(Website and app data records)
◇ ◇ ◇ ◇ ◇

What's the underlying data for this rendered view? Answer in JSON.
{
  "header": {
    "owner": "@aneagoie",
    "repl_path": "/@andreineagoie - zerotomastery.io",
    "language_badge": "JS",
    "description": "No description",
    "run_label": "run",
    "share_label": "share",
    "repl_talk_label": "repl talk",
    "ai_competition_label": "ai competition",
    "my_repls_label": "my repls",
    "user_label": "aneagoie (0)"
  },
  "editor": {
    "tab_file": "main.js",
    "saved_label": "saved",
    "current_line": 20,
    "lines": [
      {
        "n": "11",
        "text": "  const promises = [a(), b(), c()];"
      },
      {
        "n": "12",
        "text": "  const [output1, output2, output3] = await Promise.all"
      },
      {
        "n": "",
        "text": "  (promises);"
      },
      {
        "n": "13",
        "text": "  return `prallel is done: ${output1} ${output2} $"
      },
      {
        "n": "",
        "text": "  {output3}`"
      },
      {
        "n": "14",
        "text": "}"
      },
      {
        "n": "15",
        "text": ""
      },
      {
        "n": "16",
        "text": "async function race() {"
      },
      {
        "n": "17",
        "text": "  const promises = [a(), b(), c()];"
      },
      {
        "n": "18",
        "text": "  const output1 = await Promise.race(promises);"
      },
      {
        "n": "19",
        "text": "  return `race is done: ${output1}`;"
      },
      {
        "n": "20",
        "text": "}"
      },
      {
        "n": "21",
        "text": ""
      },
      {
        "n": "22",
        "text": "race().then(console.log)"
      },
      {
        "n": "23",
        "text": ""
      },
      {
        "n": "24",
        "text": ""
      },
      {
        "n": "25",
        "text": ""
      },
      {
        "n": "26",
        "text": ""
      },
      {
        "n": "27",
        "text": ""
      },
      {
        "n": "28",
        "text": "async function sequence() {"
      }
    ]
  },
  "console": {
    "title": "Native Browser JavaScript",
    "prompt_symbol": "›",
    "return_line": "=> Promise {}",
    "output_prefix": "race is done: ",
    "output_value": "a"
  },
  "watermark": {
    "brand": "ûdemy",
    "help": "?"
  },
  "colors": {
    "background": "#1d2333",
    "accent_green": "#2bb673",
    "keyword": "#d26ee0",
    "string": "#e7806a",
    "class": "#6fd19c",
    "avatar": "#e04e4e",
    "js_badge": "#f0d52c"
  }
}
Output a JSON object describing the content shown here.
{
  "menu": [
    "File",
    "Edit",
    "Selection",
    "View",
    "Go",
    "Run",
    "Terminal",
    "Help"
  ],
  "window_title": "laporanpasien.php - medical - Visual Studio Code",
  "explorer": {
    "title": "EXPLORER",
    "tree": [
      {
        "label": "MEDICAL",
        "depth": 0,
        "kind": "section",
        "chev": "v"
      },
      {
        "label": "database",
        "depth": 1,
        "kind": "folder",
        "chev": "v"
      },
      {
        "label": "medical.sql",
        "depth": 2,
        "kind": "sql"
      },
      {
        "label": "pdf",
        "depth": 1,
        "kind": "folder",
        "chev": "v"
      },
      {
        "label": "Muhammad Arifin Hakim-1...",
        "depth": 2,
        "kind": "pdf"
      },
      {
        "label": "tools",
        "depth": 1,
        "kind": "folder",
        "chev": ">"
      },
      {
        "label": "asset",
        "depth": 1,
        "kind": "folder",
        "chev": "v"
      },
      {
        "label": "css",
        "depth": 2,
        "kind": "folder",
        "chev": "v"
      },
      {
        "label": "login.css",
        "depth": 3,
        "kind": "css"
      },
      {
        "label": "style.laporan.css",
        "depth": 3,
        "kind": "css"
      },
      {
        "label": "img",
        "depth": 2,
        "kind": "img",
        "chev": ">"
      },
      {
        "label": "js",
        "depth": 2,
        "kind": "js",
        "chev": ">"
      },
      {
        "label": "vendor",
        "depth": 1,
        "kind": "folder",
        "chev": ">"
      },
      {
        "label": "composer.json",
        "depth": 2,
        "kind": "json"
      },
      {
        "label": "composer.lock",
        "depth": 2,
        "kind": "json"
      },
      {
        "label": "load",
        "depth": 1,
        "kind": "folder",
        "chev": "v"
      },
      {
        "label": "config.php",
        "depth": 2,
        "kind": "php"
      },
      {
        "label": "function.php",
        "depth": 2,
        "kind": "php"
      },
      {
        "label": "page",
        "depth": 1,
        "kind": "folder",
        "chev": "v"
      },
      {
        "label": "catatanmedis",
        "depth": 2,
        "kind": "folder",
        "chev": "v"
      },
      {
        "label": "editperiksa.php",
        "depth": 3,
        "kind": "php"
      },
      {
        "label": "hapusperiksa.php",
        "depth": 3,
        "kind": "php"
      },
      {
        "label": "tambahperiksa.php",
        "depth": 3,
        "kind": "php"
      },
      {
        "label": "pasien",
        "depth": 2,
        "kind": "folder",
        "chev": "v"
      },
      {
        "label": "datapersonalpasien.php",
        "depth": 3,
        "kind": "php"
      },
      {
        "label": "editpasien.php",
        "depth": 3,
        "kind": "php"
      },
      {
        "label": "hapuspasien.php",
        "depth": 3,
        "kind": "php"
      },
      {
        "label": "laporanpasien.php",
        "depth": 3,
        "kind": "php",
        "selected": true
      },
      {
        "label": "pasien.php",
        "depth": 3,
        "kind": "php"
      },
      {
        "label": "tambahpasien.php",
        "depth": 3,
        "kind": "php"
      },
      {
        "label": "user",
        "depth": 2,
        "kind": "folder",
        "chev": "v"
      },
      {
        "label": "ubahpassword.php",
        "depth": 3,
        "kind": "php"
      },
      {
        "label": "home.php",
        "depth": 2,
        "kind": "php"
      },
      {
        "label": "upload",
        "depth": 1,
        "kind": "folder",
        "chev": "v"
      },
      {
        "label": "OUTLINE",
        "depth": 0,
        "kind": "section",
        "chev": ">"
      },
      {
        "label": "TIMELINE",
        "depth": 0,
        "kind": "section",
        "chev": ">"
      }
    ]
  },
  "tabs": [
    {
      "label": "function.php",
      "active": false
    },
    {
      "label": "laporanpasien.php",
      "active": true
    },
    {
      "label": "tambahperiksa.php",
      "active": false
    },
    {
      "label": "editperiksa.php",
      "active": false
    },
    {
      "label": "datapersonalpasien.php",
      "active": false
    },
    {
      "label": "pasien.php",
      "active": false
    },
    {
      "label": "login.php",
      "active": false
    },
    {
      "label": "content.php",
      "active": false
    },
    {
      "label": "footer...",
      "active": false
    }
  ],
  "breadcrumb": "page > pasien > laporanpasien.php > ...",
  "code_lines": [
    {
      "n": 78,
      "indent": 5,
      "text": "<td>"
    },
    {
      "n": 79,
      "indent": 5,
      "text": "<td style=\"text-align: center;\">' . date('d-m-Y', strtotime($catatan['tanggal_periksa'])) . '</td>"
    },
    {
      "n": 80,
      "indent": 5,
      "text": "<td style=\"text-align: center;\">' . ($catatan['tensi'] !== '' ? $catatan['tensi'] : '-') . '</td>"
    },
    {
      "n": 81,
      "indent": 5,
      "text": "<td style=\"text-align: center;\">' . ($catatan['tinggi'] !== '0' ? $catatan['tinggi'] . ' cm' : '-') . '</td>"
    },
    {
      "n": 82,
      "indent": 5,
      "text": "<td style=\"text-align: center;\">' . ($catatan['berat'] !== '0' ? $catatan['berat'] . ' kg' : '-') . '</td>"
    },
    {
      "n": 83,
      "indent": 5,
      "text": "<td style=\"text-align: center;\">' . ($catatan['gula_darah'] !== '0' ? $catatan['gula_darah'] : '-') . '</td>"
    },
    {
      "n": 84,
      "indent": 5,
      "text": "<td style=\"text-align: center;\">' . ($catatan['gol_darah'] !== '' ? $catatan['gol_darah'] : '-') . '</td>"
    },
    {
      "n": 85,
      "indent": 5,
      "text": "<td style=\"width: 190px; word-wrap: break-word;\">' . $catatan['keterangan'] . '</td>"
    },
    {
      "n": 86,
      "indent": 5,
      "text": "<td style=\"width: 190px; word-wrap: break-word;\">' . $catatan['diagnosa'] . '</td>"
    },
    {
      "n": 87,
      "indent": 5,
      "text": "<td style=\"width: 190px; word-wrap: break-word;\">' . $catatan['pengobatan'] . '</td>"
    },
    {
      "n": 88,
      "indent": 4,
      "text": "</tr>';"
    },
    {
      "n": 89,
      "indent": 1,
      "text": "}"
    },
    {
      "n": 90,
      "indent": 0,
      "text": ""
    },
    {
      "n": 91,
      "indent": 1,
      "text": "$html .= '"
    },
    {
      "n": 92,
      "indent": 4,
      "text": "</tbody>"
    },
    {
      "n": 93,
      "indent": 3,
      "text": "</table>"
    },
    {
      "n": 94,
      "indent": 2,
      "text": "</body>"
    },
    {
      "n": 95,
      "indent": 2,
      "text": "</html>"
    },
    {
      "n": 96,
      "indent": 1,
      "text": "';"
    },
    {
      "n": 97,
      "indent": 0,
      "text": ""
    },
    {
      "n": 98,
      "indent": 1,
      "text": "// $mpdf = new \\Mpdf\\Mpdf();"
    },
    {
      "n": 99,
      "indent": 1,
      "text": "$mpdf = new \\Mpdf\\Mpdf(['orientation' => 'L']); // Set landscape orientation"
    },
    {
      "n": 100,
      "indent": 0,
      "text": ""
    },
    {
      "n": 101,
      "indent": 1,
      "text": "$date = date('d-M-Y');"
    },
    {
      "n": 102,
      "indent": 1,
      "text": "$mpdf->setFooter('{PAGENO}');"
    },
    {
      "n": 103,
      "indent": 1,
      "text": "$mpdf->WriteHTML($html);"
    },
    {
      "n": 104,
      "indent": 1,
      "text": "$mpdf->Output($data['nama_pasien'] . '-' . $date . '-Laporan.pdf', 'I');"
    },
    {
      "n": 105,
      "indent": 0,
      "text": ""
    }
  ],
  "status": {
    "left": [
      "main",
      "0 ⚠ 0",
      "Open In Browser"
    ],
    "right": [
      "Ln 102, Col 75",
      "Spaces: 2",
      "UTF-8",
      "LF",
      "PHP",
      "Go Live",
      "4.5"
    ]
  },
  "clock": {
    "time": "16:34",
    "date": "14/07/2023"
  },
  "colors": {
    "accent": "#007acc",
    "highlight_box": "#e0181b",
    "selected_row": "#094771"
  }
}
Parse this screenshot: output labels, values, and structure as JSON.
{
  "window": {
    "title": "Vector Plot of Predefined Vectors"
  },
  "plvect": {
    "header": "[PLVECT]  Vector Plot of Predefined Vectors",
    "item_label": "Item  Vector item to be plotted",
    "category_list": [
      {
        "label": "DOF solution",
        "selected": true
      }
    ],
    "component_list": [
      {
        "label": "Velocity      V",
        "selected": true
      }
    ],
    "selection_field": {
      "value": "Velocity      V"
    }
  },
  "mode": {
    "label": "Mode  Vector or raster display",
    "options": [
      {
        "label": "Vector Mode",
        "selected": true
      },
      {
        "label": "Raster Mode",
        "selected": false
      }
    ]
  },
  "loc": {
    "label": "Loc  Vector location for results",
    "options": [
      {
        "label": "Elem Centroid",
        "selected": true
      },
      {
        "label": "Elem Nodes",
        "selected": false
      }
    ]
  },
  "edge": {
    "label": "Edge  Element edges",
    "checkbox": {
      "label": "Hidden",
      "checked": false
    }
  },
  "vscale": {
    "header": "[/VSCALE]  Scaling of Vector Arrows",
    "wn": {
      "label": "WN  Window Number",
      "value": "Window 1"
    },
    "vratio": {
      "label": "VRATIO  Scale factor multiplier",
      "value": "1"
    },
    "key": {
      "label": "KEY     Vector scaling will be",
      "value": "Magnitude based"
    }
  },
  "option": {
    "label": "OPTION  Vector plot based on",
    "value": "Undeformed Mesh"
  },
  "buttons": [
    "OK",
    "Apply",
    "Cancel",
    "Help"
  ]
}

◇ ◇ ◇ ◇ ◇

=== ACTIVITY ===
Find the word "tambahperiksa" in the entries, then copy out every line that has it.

=== EXERCISE OUTPUT ===
        "label": "tambahperiksa.php",
      "label": "tambahperiksa.php",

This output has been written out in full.